> Required action
Determine how many lines of the entries contain "votre". Reply with that number alone.

> Information given

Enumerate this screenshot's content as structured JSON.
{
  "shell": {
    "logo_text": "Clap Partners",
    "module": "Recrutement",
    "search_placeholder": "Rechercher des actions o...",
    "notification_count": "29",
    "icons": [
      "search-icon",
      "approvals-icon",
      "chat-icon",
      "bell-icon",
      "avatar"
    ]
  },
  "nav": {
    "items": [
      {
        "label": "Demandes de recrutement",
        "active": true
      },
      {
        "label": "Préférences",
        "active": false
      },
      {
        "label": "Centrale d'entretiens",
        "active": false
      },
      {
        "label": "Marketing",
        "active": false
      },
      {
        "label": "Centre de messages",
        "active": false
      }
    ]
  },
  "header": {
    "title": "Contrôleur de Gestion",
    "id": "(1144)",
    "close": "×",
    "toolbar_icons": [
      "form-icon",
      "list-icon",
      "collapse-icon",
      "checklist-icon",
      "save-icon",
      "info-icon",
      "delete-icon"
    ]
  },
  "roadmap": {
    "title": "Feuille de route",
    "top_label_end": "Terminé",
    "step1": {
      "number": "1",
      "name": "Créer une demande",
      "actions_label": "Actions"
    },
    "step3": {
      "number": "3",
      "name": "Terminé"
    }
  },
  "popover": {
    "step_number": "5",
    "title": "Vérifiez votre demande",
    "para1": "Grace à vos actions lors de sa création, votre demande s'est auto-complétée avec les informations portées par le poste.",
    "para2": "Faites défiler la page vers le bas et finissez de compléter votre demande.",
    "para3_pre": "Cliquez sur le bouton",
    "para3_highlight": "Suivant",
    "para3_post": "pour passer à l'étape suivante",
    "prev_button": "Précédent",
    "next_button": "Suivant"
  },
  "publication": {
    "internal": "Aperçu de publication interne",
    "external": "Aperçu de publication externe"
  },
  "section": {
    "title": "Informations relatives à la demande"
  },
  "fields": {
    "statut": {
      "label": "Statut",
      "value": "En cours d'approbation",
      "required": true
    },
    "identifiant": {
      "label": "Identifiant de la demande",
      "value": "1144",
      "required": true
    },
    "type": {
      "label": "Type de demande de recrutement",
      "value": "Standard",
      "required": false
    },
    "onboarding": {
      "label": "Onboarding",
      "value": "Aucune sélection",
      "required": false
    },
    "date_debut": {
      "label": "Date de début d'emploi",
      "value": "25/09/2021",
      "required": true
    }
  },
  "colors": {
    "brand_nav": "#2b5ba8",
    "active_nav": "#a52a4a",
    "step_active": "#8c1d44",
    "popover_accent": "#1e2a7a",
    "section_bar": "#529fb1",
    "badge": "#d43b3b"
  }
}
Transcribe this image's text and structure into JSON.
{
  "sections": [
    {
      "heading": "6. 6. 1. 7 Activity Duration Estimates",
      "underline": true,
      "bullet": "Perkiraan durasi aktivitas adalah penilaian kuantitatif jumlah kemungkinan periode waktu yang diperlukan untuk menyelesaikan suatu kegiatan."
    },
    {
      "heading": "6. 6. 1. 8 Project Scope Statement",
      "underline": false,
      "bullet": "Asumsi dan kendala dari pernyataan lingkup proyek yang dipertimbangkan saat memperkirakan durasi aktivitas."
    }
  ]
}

> Finished exercise
3